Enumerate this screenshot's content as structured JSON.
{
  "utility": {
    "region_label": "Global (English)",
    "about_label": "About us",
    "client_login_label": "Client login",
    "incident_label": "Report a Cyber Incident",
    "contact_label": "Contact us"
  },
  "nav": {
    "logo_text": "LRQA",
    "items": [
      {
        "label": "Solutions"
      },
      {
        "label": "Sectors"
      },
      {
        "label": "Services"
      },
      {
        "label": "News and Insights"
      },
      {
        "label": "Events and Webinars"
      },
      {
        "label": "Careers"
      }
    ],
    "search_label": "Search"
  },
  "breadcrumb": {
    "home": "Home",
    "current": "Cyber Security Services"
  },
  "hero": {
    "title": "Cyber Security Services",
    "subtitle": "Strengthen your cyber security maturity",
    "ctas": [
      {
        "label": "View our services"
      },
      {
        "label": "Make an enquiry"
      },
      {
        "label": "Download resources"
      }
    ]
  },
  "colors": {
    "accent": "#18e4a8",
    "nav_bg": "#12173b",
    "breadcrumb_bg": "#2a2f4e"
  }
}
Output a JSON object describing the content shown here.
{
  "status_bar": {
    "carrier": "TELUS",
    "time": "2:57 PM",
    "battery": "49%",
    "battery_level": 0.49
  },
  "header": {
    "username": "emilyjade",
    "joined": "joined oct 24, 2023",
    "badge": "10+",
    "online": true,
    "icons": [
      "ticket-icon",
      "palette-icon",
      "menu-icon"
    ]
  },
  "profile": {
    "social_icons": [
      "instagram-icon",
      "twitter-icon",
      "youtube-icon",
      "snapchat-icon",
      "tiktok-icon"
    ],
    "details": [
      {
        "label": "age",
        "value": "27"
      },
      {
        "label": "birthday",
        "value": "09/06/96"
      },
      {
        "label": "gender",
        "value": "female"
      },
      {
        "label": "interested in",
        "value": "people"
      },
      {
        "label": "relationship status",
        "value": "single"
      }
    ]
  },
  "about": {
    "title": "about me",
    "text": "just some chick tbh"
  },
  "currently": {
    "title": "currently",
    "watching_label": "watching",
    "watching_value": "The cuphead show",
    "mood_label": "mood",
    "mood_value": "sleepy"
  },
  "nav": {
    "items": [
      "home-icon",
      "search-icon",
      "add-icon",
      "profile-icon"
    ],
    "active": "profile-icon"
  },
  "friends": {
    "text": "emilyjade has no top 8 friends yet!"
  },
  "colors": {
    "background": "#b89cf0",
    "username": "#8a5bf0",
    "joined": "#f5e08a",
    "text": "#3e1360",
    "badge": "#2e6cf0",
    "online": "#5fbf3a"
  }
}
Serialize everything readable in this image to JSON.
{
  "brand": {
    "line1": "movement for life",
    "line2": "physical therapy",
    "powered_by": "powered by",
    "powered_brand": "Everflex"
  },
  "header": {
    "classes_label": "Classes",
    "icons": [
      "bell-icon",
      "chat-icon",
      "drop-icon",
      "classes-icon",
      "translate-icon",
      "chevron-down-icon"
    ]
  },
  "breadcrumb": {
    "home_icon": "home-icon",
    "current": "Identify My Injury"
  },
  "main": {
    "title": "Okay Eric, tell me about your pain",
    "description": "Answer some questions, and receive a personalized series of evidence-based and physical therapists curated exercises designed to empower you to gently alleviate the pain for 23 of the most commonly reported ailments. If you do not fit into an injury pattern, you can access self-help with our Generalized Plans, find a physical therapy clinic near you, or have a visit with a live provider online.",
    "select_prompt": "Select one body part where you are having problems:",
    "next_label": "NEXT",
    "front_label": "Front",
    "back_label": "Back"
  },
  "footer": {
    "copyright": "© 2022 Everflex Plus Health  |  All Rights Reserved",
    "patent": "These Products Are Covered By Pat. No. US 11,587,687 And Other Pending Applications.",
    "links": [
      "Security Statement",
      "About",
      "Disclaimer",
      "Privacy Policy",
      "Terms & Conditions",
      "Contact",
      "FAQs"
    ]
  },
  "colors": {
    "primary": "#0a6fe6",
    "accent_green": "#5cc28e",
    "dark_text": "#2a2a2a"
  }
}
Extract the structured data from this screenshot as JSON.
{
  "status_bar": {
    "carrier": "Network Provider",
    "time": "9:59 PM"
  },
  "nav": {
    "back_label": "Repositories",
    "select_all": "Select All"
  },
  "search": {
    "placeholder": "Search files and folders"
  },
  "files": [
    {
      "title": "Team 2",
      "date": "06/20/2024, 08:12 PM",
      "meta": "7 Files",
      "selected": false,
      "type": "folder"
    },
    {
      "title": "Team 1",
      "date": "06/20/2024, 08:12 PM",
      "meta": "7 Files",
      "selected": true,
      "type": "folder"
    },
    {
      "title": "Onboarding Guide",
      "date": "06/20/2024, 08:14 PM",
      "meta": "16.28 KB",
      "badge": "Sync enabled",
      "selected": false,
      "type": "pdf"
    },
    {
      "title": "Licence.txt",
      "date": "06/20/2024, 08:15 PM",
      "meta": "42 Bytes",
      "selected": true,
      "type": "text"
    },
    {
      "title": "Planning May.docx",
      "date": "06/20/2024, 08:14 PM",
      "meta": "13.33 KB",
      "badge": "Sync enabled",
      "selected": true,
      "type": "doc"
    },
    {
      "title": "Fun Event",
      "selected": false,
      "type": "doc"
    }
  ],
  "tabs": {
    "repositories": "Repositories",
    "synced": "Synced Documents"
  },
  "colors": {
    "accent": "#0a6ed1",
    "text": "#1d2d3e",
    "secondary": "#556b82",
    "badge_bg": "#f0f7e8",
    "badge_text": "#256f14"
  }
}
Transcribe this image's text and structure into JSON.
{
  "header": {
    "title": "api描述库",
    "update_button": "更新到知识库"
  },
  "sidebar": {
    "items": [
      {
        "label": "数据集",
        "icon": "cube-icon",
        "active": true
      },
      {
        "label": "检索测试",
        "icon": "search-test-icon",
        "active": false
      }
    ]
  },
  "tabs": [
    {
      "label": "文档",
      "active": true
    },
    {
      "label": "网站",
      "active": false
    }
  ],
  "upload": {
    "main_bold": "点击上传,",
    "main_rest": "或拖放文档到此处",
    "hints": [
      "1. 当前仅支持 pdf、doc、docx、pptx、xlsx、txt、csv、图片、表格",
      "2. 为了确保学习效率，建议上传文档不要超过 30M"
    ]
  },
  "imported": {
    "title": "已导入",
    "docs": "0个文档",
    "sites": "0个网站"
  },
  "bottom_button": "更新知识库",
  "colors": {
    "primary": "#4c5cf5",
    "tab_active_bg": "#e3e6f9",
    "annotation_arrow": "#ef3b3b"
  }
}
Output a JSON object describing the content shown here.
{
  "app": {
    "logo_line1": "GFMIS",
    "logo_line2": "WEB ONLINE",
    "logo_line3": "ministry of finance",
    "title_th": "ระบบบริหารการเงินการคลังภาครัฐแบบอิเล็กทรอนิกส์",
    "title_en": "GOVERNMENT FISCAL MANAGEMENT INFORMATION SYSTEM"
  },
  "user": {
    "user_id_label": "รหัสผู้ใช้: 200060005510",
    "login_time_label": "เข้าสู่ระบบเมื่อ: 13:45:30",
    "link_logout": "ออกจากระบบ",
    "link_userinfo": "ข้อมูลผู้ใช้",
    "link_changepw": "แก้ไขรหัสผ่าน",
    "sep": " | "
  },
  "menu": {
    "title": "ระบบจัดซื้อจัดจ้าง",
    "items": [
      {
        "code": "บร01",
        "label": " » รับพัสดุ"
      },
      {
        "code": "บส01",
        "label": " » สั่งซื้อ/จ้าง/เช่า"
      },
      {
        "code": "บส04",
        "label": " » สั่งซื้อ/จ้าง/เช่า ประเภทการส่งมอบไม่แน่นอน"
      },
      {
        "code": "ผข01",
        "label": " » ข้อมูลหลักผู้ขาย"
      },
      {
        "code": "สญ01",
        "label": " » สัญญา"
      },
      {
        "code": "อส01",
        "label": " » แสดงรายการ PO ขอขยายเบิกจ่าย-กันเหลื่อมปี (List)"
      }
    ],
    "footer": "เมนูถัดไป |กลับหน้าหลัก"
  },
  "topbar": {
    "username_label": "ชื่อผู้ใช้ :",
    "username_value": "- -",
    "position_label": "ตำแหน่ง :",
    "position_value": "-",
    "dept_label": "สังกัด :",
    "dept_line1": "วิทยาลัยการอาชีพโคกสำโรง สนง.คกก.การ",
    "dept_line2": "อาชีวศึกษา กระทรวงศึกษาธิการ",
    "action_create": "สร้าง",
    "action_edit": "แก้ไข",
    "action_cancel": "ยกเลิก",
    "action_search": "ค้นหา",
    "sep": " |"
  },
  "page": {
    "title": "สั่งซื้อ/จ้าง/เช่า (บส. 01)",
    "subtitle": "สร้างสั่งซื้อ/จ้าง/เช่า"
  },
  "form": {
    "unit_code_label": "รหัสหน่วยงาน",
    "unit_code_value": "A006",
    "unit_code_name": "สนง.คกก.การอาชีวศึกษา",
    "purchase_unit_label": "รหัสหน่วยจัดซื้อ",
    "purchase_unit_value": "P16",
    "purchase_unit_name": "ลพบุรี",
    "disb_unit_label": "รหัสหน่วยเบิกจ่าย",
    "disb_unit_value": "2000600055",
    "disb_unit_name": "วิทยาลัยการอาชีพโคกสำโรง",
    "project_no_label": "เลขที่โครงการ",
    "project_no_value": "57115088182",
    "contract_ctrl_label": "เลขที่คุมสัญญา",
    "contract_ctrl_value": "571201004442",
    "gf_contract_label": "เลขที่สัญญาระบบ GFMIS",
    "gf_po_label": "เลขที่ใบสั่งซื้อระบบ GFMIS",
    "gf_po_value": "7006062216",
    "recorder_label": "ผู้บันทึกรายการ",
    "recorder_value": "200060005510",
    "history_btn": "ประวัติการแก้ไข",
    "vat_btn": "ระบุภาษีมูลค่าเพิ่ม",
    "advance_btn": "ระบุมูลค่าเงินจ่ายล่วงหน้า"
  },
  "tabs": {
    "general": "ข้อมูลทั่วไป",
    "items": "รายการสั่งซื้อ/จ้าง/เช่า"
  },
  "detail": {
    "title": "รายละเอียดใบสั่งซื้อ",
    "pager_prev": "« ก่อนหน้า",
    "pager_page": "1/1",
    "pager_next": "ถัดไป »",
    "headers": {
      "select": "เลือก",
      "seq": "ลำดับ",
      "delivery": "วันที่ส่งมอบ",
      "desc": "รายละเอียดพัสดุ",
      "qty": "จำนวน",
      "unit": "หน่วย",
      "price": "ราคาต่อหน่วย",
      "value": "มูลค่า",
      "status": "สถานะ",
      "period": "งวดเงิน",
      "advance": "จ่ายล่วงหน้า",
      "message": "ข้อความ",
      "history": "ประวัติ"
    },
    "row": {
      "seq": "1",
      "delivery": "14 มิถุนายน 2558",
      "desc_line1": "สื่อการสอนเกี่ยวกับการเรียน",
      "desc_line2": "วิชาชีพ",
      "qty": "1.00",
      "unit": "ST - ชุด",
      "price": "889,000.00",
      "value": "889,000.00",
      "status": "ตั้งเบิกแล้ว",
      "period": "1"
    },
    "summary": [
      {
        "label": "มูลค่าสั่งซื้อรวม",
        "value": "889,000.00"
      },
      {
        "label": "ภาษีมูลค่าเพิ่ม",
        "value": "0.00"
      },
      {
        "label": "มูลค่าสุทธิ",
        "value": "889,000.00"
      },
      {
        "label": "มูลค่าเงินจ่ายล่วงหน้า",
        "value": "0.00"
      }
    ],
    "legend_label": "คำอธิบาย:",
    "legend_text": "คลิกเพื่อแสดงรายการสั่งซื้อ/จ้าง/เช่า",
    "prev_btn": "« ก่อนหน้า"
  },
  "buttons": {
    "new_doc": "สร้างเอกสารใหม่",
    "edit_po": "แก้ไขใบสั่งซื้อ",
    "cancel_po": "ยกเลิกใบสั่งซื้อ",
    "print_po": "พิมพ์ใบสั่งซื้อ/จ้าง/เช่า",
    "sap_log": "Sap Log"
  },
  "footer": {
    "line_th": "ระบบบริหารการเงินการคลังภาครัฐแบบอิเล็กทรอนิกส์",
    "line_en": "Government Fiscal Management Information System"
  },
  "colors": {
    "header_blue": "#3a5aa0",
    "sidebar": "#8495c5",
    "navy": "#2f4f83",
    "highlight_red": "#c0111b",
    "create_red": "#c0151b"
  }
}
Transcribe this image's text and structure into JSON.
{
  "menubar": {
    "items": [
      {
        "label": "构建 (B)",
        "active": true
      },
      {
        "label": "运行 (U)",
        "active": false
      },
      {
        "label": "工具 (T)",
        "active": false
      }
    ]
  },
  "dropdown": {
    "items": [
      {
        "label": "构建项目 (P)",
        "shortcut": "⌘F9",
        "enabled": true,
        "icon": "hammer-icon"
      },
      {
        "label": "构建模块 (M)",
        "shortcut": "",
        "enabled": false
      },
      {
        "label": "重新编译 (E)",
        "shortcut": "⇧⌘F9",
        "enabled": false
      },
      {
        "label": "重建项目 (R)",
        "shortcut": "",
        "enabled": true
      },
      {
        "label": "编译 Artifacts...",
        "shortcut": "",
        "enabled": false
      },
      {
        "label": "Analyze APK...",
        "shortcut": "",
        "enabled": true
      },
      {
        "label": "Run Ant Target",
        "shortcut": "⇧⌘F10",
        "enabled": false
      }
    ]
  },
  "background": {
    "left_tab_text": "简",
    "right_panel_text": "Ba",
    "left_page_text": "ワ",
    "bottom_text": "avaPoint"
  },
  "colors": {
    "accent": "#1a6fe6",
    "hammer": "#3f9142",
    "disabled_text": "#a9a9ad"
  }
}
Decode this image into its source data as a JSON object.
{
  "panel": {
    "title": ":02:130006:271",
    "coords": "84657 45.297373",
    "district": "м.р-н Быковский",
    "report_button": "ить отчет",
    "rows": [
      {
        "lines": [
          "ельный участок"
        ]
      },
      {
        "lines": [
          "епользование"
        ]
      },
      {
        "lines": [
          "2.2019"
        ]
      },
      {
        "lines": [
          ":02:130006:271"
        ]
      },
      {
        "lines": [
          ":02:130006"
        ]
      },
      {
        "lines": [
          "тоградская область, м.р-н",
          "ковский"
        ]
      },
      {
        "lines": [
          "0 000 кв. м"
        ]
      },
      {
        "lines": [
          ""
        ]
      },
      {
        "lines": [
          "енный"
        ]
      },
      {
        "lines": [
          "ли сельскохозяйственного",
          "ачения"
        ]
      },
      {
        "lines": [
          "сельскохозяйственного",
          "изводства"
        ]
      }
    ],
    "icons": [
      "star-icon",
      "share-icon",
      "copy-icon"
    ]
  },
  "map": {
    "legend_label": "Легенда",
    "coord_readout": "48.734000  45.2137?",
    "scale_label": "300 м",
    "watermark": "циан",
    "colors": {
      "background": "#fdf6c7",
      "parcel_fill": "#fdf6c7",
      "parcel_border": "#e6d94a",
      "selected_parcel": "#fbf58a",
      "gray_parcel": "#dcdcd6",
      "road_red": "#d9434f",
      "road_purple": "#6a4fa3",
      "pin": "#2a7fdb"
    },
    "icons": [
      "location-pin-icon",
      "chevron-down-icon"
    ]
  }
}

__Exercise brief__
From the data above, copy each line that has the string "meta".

__Solution to this problem__
      "meta": "7 Files",
      "meta": "7 Files",
      "meta": "16.28 KB",
      "meta": "42 Bytes",
      "meta": "13.33 KB",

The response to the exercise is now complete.